Tullamarine Freeway sign falls – Was it a weld Failure?
- Posted by Neville
- On January 11, 2019
- 0 Comments
A highway sign and support gantry collapsed and crushed a car during peak hour on Melbourne’s Tullamarine Freeway on Tuesday.
Fortunately, the woman driving sustained only minor injuries.
The four-metre by five-metre sign and gantry were installed as part of the CityLink-Tulla Widening project about 12 months ago.
Graeme Chambers, Major Road Projects Authority director admitted, “Clearly something has gone very wrong”. He explained, “The gantry would have been designed by an engineer, proof-engineered, independently reviewed and quality certified so we are going through all that documentation as part of the investigation.”
According to Mr Chambers, the signs were visually checked once every six months and received a more thorough, structural check every two to four years.
As the sign and gantry were only installed 12 months ago, presumably the first post commission structural check at 24 months had not been undertaken.
Article by Melissa Cunningham, originally published in The Age
Comments from AWS
Our welding engineer team have raised the following commentary in response to this story
Compliance in the Welding of Safety Critical Structures
Over the last 12 years, we frequently encounter non-compliant steelwork.
Providing documented evidence for weld design and production is critical for compliance.
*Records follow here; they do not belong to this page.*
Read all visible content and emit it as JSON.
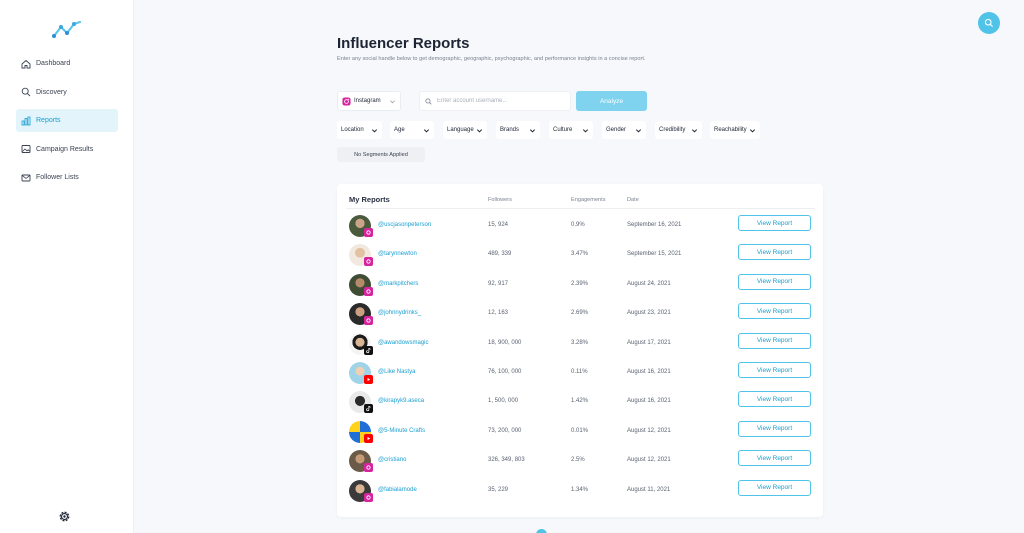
{
  "sidebar": {
    "items": [
      {
        "label": "Dashboard",
        "icon": "home-icon",
        "active": false
      },
      {
        "label": "Discovery",
        "icon": "search-icon",
        "active": false
      },
      {
        "label": "Reports",
        "icon": "bar-chart-icon",
        "active": true
      },
      {
        "label": "Campaign Results",
        "icon": "image-icon",
        "active": false
      },
      {
        "label": "Follower Lists",
        "icon": "mail-icon",
        "active": false
      }
    ]
  },
  "page": {
    "title": "Influencer Reports",
    "subtitle": "Enter any social handle below to get demographic, geographic, psychographic, and performance insights in a concise report."
  },
  "search": {
    "platform": "Instagram",
    "placeholder": "Enter account username...",
    "value": "",
    "analyze_label": "Analyze"
  },
  "filters": [
    "Location",
    "Age",
    "Language",
    "Brands",
    "Culture",
    "Gender",
    "Credibility",
    "Reachability"
  ],
  "segments_label": "No Segments Applied",
  "table": {
    "title": "My Reports",
    "columns": [
      "Followers",
      "Engagements",
      "Date"
    ],
    "button_label": "View Report",
    "rows": [
      {
        "handle": "@uscjasonpeterson",
        "followers": "15, 924",
        "engagement": "0.9%",
        "date": "September 16, 2021",
        "platform": "instagram"
      },
      {
        "handle": "@tarynnewton",
        "followers": "489, 339",
        "engagement": "3.47%",
        "date": "September 15, 2021",
        "platform": "instagram"
      },
      {
        "handle": "@markpitchers",
        "followers": "92, 917",
        "engagement": "2.39%",
        "date": "August 24, 2021",
        "platform": "instagram"
      },
      {
        "handle": "@johnnydrinks_",
        "followers": "12, 163",
        "engagement": "2.69%",
        "date": "August 23, 2021",
        "platform": "instagram"
      },
      {
        "handle": "@awandowsmagic",
        "followers": "18, 900, 000",
        "engagement": "3.28%",
        "date": "August 17, 2021",
        "platform": "tiktok"
      },
      {
        "handle": "@Like Nastya",
        "followers": "76, 100, 000",
        "engagement": "0.11%",
        "date": "August 16, 2021",
        "platform": "youtube"
      },
      {
        "handle": "@kirapyk9.aseca",
        "followers": "1, 500, 000",
        "engagement": "1.42%",
        "date": "August 16, 2021",
        "platform": "tiktok"
      },
      {
        "handle": "@5-Minute Crafts",
        "followers": "73, 200, 000",
        "engagement": "0.01%",
        "date": "August 12, 2021",
        "platform": "youtube"
      },
      {
        "handle": "@cristiano",
        "followers": "326, 349, 803",
        "engagement": "2.5%",
        "date": "August 12, 2021",
        "platform": "instagram"
      },
      {
        "handle": "@fabialamode",
        "followers": "35, 229",
        "engagement": "1.34%",
        "date": "August 11, 2021",
        "platform": "instagram"
      }
    ]
  },
  "colors": {
    "accent": "#4fc3e8",
    "link": "#1a9fd0",
    "active_bg": "#e3f4fb",
    "instagram": "#d6249f",
    "youtube": "#ff0000",
    "tiktok": "#111111"
  }
}
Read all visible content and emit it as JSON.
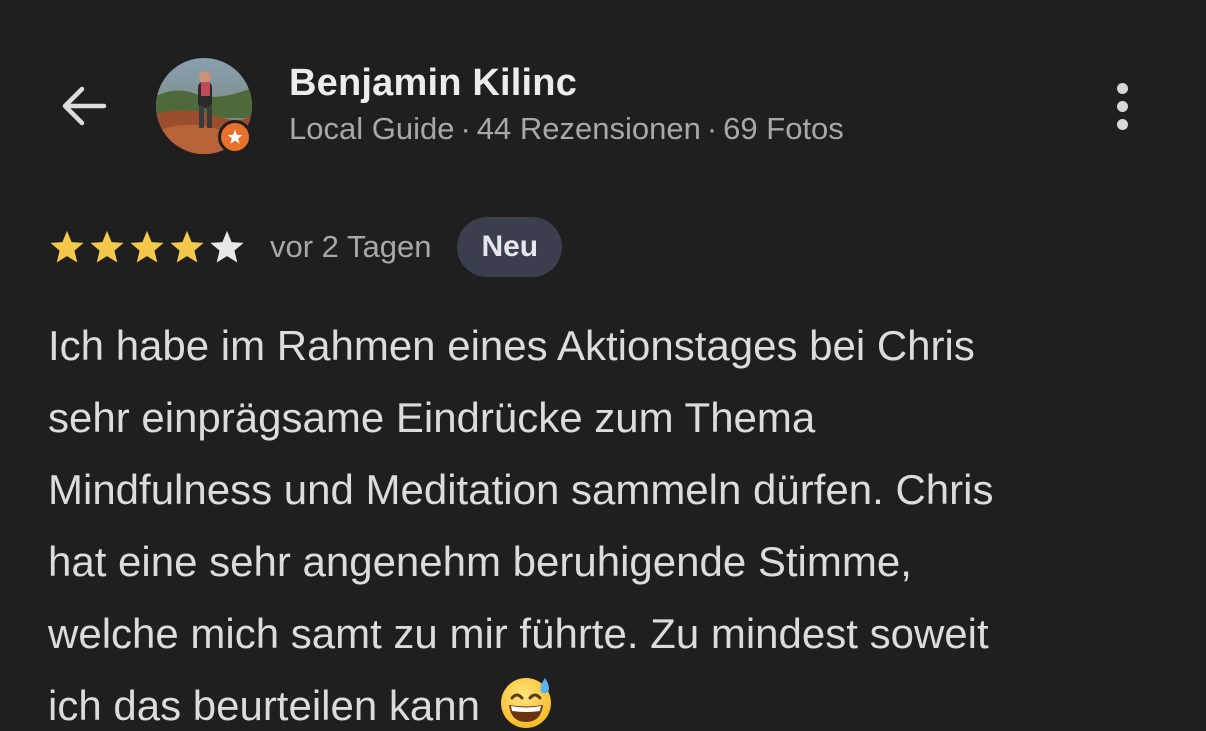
{
  "header": {
    "back_icon": "arrow-left-icon",
    "more_icon": "more-vertical-icon",
    "user": {
      "name": "Benjamin Kilinc",
      "guide_label": "Local Guide",
      "reviews_count": "44 Rezensionen",
      "photos_count": "69 Fotos",
      "separator": "·",
      "badge_icon": "local-guide-star-icon"
    }
  },
  "review": {
    "rating": 4,
    "max_rating": 5,
    "time": "vor 2 Tagen",
    "badge": "Neu",
    "text_lines": [
      "Ich habe im Rahmen eines Aktionstages bei Chris",
      "sehr einprägsame Eindrücke zum Thema",
      "Mindfulness und Meditation sammeln dürfen. Chris",
      "hat eine sehr angenehm beruhigende Stimme,",
      "welche mich samt zu mir führte. Zu mindest soweit",
      "ich das beurteilen kann"
    ],
    "trailing_emoji": "sweat-smile-emoji"
  },
  "colors": {
    "background": "#1f1f1f",
    "star_filled": "#f4c84a",
    "star_empty": "#e8e8e8",
    "guide_badge": "#e8702a",
    "new_badge_bg": "#3b3e4c"
  }
}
We see many organisations that are building safety-critical structural steel, yet they are unable to provide
The new federal government procurement guidelines require compliance auditing for all federal government spending.
That said, compliance auditing is not a
The ‘Weld Integrity’ Myth
Many in construction are misinformed about NDT Testing. They believe that simple non-destructive testing of a completed weldment will provide assurance of safety-critical structures.
Non-destructive testing alone will not provide this assurance.
This form of testing does not examine the mechanical properties of the weld and heat-affected base metals, nor the physical properties of
The tensile strength, toughness, hardness, and elongation are all determined in the design of the weldment.
Non-destruction techniques are all different, and sometimes cannot locate some of the most common weld defects; defects that may lead to structural failure.
The design and empirical validation of Welding procedures is a complex design process. Correct weldment design then has to be applied to the appropriate joint consistently, by experienced competent personnel.
- the Welder
- the Responsible Welding Coordinator
- the Welding Supervisor
- the Welding Inspector(s)
The impact of skills declining
From engineer, manager, trainer to
This includes a loss of:
- Sound understanding of the welding process technologies
- The shortcomings of process and filler metal selections
- Gas type variations, and so on.
The weld must be designed, and then that design consistently deposited by a qualified and competent welder, supervised by qualified and competent persons with authority to act, with suitable quality systems in place to assure quality and maintain evidential records.
The ISO 9001 system alone does not provide this assurance in
To help bridge this knowledge gap the AWS training team in collaboration with The University of Adelaide has for 9 years now delivered a course on the science of welding (Topics in Welded Structures) to Engineering students.
It is the only course of its type in Australia and is now available as a CPD program for engineers everywhere.
Follow this link for more information.